The words of Jalāl ad-Dīn Muhammad Rūmī do not simply ring true across time. They invigorate each reader with renewed meaning, purpose and ultimately liberation. When his immortal understanding of the human experience is embraced by a striking, ensemble, Will You is born. Among these musical admirers of Rumi are Iranian-American vocalist Katayoun Goudarzi, , sitar player Shujaat Khan, saxophonist Tim Ries (whose work includes playing with Jack DeJohnette and Donald Byrd, The Rolling Stones, Donald Fagen, and Rod Stewart), pianist Kevin Hays, and tabla player Dibyarka Chatterjee. Their skills in combination have inevitably unlocked new facets of Rumi’s enlightening words. “Don’t” offers a heartrending plea to relieve a woman’s lover of his torment. Goudarzi sings it with an ardour that would not be out of place in the tales of Laila-Majnu or Heer-Ranjha. Rumi’s love poetry has often epitomised the lover as the universal (or God), and the shuddering arrangements of strings and percussion leaves no stone unturned to exalt the words accordingly. Goudarzi’s voice is exceptional: she communicates devotion, passion and agony and just as easily switches to bliss with “Let Me”. Each instrument responds like a deprived lover to the next; the vocals are the prayer while the music serves as a conduit to all that is divine and worth loving.
The album is magnificent beyond description. It deserves every purchase, it deserves to be replayed and it will do nothing short to embedding itself into the heart, conquering it and goading it into a mad dance of ecstasy and loss until all is stilled. I promise you, you do not need to know the language (Persian poetry) to be elevated. If you do, it would probably help. But if you don’t, nothing is hindered.

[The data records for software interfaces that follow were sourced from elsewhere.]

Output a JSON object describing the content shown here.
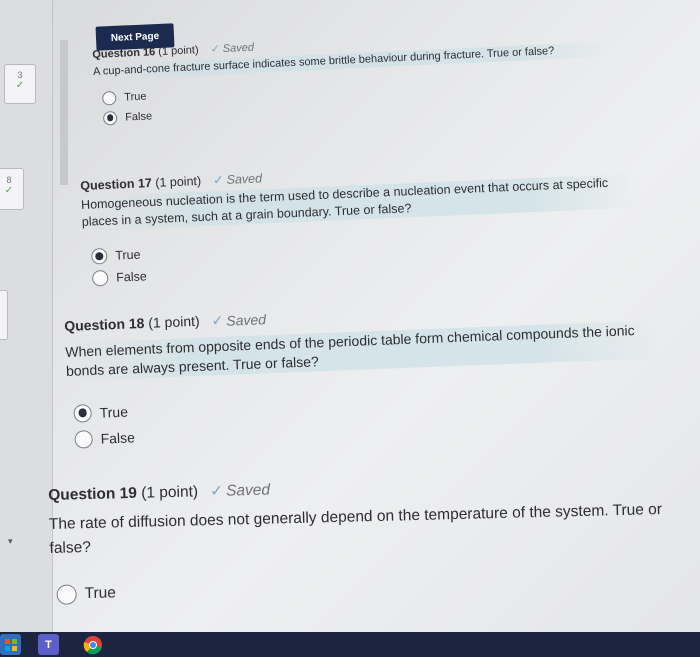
{
  "nav": {
    "next_page_label": "Next Page"
  },
  "rail": {
    "items": [
      {
        "number": "3",
        "check": "✓"
      },
      {
        "number": "8",
        "check": "✓"
      }
    ]
  },
  "questions": [
    {
      "title": "Question 16",
      "points": "(1 point)",
      "saved": "Saved",
      "text": "A cup-and-cone fracture surface indicates some brittle behaviour during fracture. True or false?",
      "options": [
        {
          "label": "True",
          "selected": false
        },
        {
          "label": "False",
          "selected": true
        }
      ]
    },
    {
      "title": "Question 17",
      "points": "(1 point)",
      "saved": "Saved",
      "text": "Homogeneous nucleation is the term used to describe a nucleation event that occurs at specific places in a system, such at a grain boundary. True or false?",
      "options": [
        {
          "label": "True",
          "selected": true
        },
        {
          "label": "False",
          "selected": false
        }
      ]
    },
    {
      "title": "Question 18",
      "points": "(1 point)",
      "saved": "Saved",
      "text": "When elements from opposite ends of the periodic table form chemical compounds the ionic bonds are always present. True or false?",
      "options": [
        {
          "label": "True",
          "selected": true
        },
        {
          "label": "False",
          "selected": false
        }
      ]
    },
    {
      "title": "Question 19",
      "points": "(1 point)",
      "saved": "Saved",
      "text": "The rate of diffusion does not generally depend on the temperature of the system. True or false?",
      "options": [
        {
          "label": "True",
          "selected": false
        }
      ]
    }
  ],
  "taskbar": {
    "icons": [
      {
        "name": "store-icon",
        "color": "#2f6fc0"
      },
      {
        "name": "teams-icon",
        "color": "#5b5fc7",
        "glyph": "T"
      },
      {
        "name": "chrome-icon",
        "color": "#e0b22a"
      }
    ]
  }
}
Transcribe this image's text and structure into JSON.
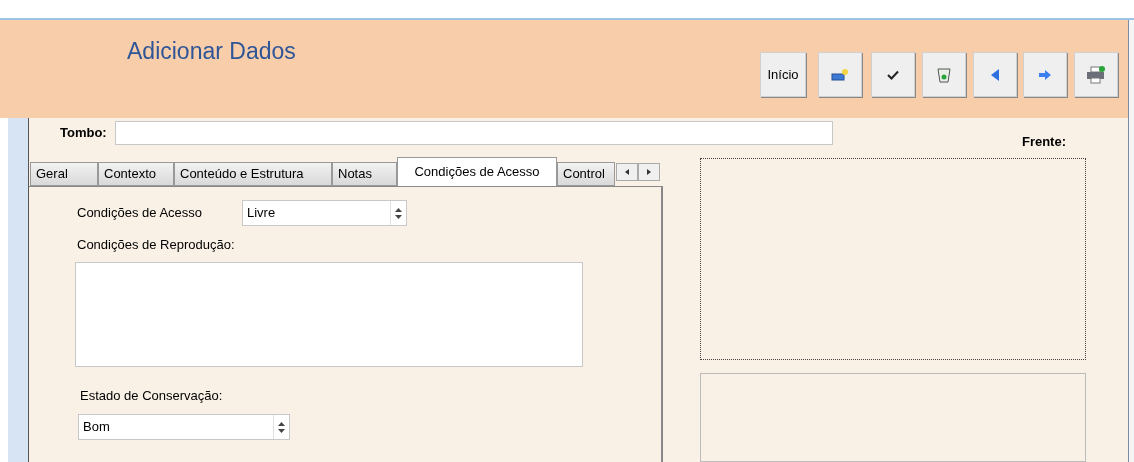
{
  "header": {
    "title": "Adicionar Dados",
    "home_button": "Início"
  },
  "tombo": {
    "label": "Tombo:"
  },
  "front": {
    "label": "Frente:"
  },
  "tabs": [
    {
      "label": "Geral",
      "selected": false
    },
    {
      "label": "Contexto",
      "selected": false
    },
    {
      "label": "Conteúdo e Estrutura",
      "selected": false
    },
    {
      "label": "Notas",
      "selected": false
    },
    {
      "label": "Condições de Acesso",
      "selected": true
    },
    {
      "label": "Control",
      "selected": false
    }
  ],
  "panel": {
    "access": {
      "label": "Condições de Acesso",
      "value": "Livre"
    },
    "reproduction": {
      "label": "Condições de Reprodução:"
    },
    "conservation": {
      "label": "Estado de Conservação:",
      "value": "Bom"
    }
  }
}
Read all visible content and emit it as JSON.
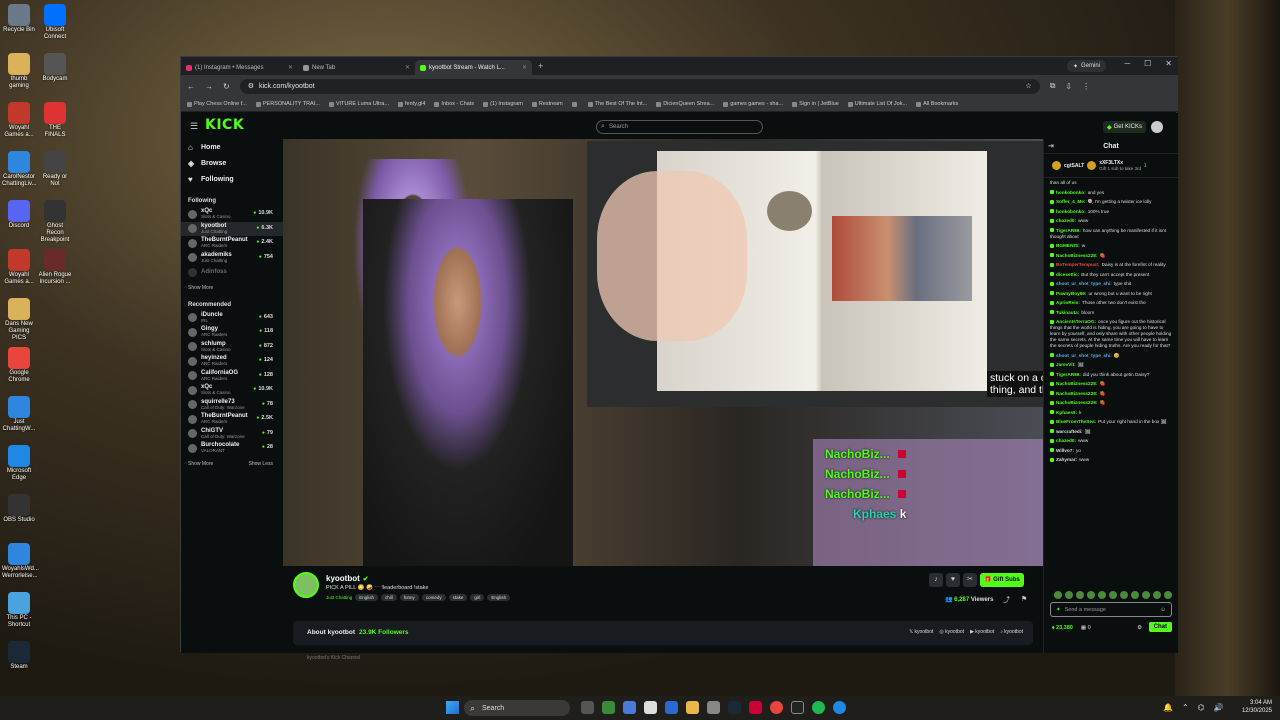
{
  "desktop": {
    "icons": [
      {
        "label": "Recycle Bin",
        "color": "#6a7a8a"
      },
      {
        "label": "thumb gaming",
        "color": "#d9b25a"
      },
      {
        "label": "Woyahl Games a...",
        "color": "#c0392b"
      },
      {
        "label": "CarolNestor ChattingLiv...",
        "color": "#2e86de"
      },
      {
        "label": "Discord",
        "color": "#5865f2"
      },
      {
        "label": "Woyahl Games a...",
        "color": "#c0392b"
      },
      {
        "label": "Dans New Gaming PICS",
        "color": "#d9b25a"
      },
      {
        "label": "Google Chrome",
        "color": "#e8453c"
      },
      {
        "label": "Just ChattingW...",
        "color": "#2e86de"
      },
      {
        "label": "Microsoft Edge",
        "color": "#1e88e5"
      },
      {
        "label": "OBS Studio",
        "color": "#333"
      },
      {
        "label": "WoyahlsWd... Werrorlelse...",
        "color": "#2e86de"
      },
      {
        "label": "This PC - Shortcut",
        "color": "#4aa3df"
      },
      {
        "label": "Steam",
        "color": "#1b2838"
      }
    ],
    "icons2": [
      {
        "label": "Ubisoft Connect",
        "color": "#0070ff"
      },
      {
        "label": "Bodycam",
        "color": "#555"
      },
      {
        "label": "THE FINALS",
        "color": "#d33"
      },
      {
        "label": "Ready or Not",
        "color": "#444"
      },
      {
        "label": "Ghost Recon Breakpoint",
        "color": "#333"
      },
      {
        "label": "Alien Rogue Incursion ...",
        "color": "#6a2a2a"
      }
    ]
  },
  "browser": {
    "tabs": [
      {
        "label": "(1) Instagram • Messages",
        "color": "#e1306c"
      },
      {
        "label": "New Tab",
        "color": "#888"
      },
      {
        "label": "kyootbot Stream - Watch L...",
        "color": "#53fc18"
      }
    ],
    "gemini": "Gemini",
    "url": "kick.com/kyootbot",
    "bookmarks": [
      "Play Chess Online f...",
      "PERSONALITY TRAI...",
      "VITURE Luma Ultra...",
      "fenty.gl4",
      "Inbox - Chats",
      "(1) Instagram",
      "Restream",
      "",
      "The Best Of The Int...",
      "DicienQueen Strea...",
      "games games - sha...",
      "Sign in | JetBlue",
      "Ultimate List Of Jok...",
      "All Bookmarks"
    ]
  },
  "kick": {
    "logo": "KICK",
    "search_placeholder": "Search",
    "get_kicks": "Get KICKs",
    "nav": [
      {
        "label": "Home",
        "icon": "⌂"
      },
      {
        "label": "Browse",
        "icon": "◈"
      },
      {
        "label": "Following",
        "icon": "♥"
      }
    ],
    "following_header": "Following",
    "following": [
      {
        "name": "xQc",
        "cat": "Slots & Casino",
        "views": "10.9K"
      },
      {
        "name": "kyootbot",
        "cat": "Just Chatting",
        "views": "6.3K"
      },
      {
        "name": "TheBurntPeanut",
        "cat": "ARC Raiders",
        "views": "2.4K"
      },
      {
        "name": "akademiks",
        "cat": "Just Chatting",
        "views": "754"
      },
      {
        "name": "Adinfoss",
        "cat": "",
        "views": ""
      }
    ],
    "show_more": "Show More",
    "recommended_header": "Recommended",
    "recommended": [
      {
        "name": "iDuncle",
        "cat": "IRL",
        "views": "643"
      },
      {
        "name": "Gingy",
        "cat": "ARC Raiders",
        "views": "118"
      },
      {
        "name": "schlump",
        "cat": "Slots & Casino",
        "views": "872"
      },
      {
        "name": "heyinzed",
        "cat": "ARC Raiders",
        "views": "124"
      },
      {
        "name": "CaliforniaOG",
        "cat": "ARC Raiders",
        "views": "128"
      },
      {
        "name": "xQc",
        "cat": "Slots & Casino",
        "views": "10.9K"
      },
      {
        "name": "squirrelle73",
        "cat": "Call of Duty: Warzone",
        "views": "78"
      },
      {
        "name": "TheBurntPeanut",
        "cat": "ARC Raiders",
        "views": "2.5K"
      },
      {
        "name": "ChiGTV",
        "cat": "Call of Duty: Warzone",
        "views": "79"
      },
      {
        "name": "Burchocolate",
        "cat": "VALORANT",
        "views": "28"
      }
    ],
    "show_more2": "Show More",
    "show_less": "Show Less",
    "caption": "stuck on a certain belief, a certain thing, and they're not open to",
    "overlay_names": [
      "NachoBiz...",
      "NachoBiz...",
      "NachoBiz...",
      "Kphaes"
    ],
    "overlay_k": "k",
    "channel": {
      "name": "kyootbot",
      "title": "PICK A PILL 😳 🤪 ⋯ !leaderboard !stake",
      "category": "Just Chatting",
      "tags": [
        "English",
        "chill",
        "funny",
        "comedy",
        "stake",
        "girl",
        "English"
      ],
      "gift_subs": "Gift Subs",
      "viewers": "6,287",
      "viewers_label": "Viewers",
      "about": "About kyootbot",
      "followers": "23.9K Followers",
      "socials": [
        "kyootbot",
        "kyootbot",
        "kyootbot",
        "kyootbot"
      ],
      "kick_channel": "kyootbot's Kick Channel"
    },
    "chat": {
      "header": "Chat",
      "pinned": {
        "u1": "cgtSALT",
        "u2": "xXF3LTXx",
        "count": "1",
        "sub": "Gift 1 sub to take 3rd"
      },
      "messages": [
        {
          "u": "",
          "t": "than all of us",
          "c": "#ddd"
        },
        {
          "u": "honkobonko:",
          "t": "and yes",
          "c": "#53fc18"
        },
        {
          "u": "Soffer_4_Me:",
          "t": "🍭 I'm getting a twister ice lolly",
          "c": "#53fc18"
        },
        {
          "u": "honkobonko:",
          "t": "100% true",
          "c": "#53fc18"
        },
        {
          "u": "chazed0:",
          "t": "www",
          "c": "#53fc18"
        },
        {
          "u": "TigerAR86:",
          "t": "how can anything be manifested if it isnt thought about",
          "c": "#53fc18"
        },
        {
          "u": "BGMENtS:",
          "t": "w",
          "c": "#53fc18"
        },
        {
          "u": "NachoBizness228:",
          "t": "🍓",
          "c": "#53fc18"
        },
        {
          "u": "BoTemperTempust:",
          "t": "Daisy is at the forefint of reality",
          "c": "#e74c3c"
        },
        {
          "u": "dicesettic:",
          "t": "But they can't accept the present",
          "c": "#53fc18"
        },
        {
          "u": "shoot_ur_shot_type_shi:",
          "t": "type shit",
          "c": "#5dade2"
        },
        {
          "u": "PawnyBoy69:",
          "t": "ur wrong but u want to be right",
          "c": "#53fc18"
        },
        {
          "u": "AprioReio:",
          "t": "Those other two don't exist tho",
          "c": "#53fc18"
        },
        {
          "u": "Tukinauta:",
          "t": "bloom",
          "c": "#53fc18"
        },
        {
          "u": "AncientsTerraOG:",
          "t": "once you figure out the historical things that the world is hiding, you are going to have to learn by yourself, and only share with other people holding the same secrets. At the same time you will have to learn the secrets of people hiding truths. Are you ready for that?",
          "c": "#53fc18"
        },
        {
          "u": "shoot_ur_shot_type_shi:",
          "t": "🥹",
          "c": "#5dade2"
        },
        {
          "u": "JarevVit:",
          "t": "🖼",
          "c": "#53fc18"
        },
        {
          "u": "TigerAR86:",
          "t": "did you think about getin Daisy?",
          "c": "#53fc18"
        },
        {
          "u": "NachoBizness228:",
          "t": "🍓",
          "c": "#53fc18"
        },
        {
          "u": "NachoBizness228:",
          "t": "🍓",
          "c": "#53fc18"
        },
        {
          "u": "NachoBizness228:",
          "t": "🍓",
          "c": "#53fc18"
        },
        {
          "u": "Kphaes5:",
          "t": "k",
          "c": "#53fc18"
        },
        {
          "u": "BlueFromTheSea:",
          "t": "Put your right hand in the box 🖼",
          "c": "#53fc18"
        },
        {
          "u": "warcraftedi:",
          "t": "🖼",
          "c": "#ddd"
        },
        {
          "u": "chazed0:",
          "t": "www",
          "c": "#53fc18"
        },
        {
          "u": "Willvo7:",
          "t": "yo",
          "c": "#ddd"
        },
        {
          "u": "Zahymar:",
          "t": "www",
          "c": "#ddd"
        }
      ],
      "input_placeholder": "Send a message",
      "points": "23,380",
      "zero": "0",
      "send": "Chat"
    }
  },
  "taskbar": {
    "search": "Search",
    "time": "3:04 AM",
    "date": "12/30/2025"
  }
}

Go forth and ascend.
Monica Dogra (Naraye Mastana):
Monica Dogra’s recognizable aesthetic of poetry-passion-pathology disappoints in her adaptation of ‘Naraye Mastana’. The usually stunning songstress turns a Sufi gem by Abida Parveen into something that claims to be a “club banger”. While it has got a decent beat, the song does very little to substantiate the ethereal persona with which Dogra has defined her creed and career. She looks beautiful, but her equally exquisite voice is lost in the opacity and somewhat drab rhythm. One expected more.
Emergence (Can You Record Me?):
Out of Auroville comes a man who champion sustainable organic farming, Krishna Mckenzie. He has co-founded a band with French bassist Mishko M’Ba, drummer Soundar Rajan and popular city-based Carnatic violinist Karthick Iyer. And their third EP is a message calling for renewal, rejuvenation and awareness of the connection that humanity has with the soil. It’s a message well places in this environmentally bootstrapped world. Mckenzie’s faith in the intricate connection between nature and music creates the sense that their music knows exactly where it belongs. The song carries itself with determined ease. It does not dabble in unnecessary complexity and stays on point. The message is clearly the point of the track. Musically, it is not too innovative, but the Tamil vocals create an interesting back-and-forth. It is definitely a good song, and even if for the message alone, the band deserves wide publicity.
These reviews were published in our October 2017 issue: http://bit.ly/2zv3e5K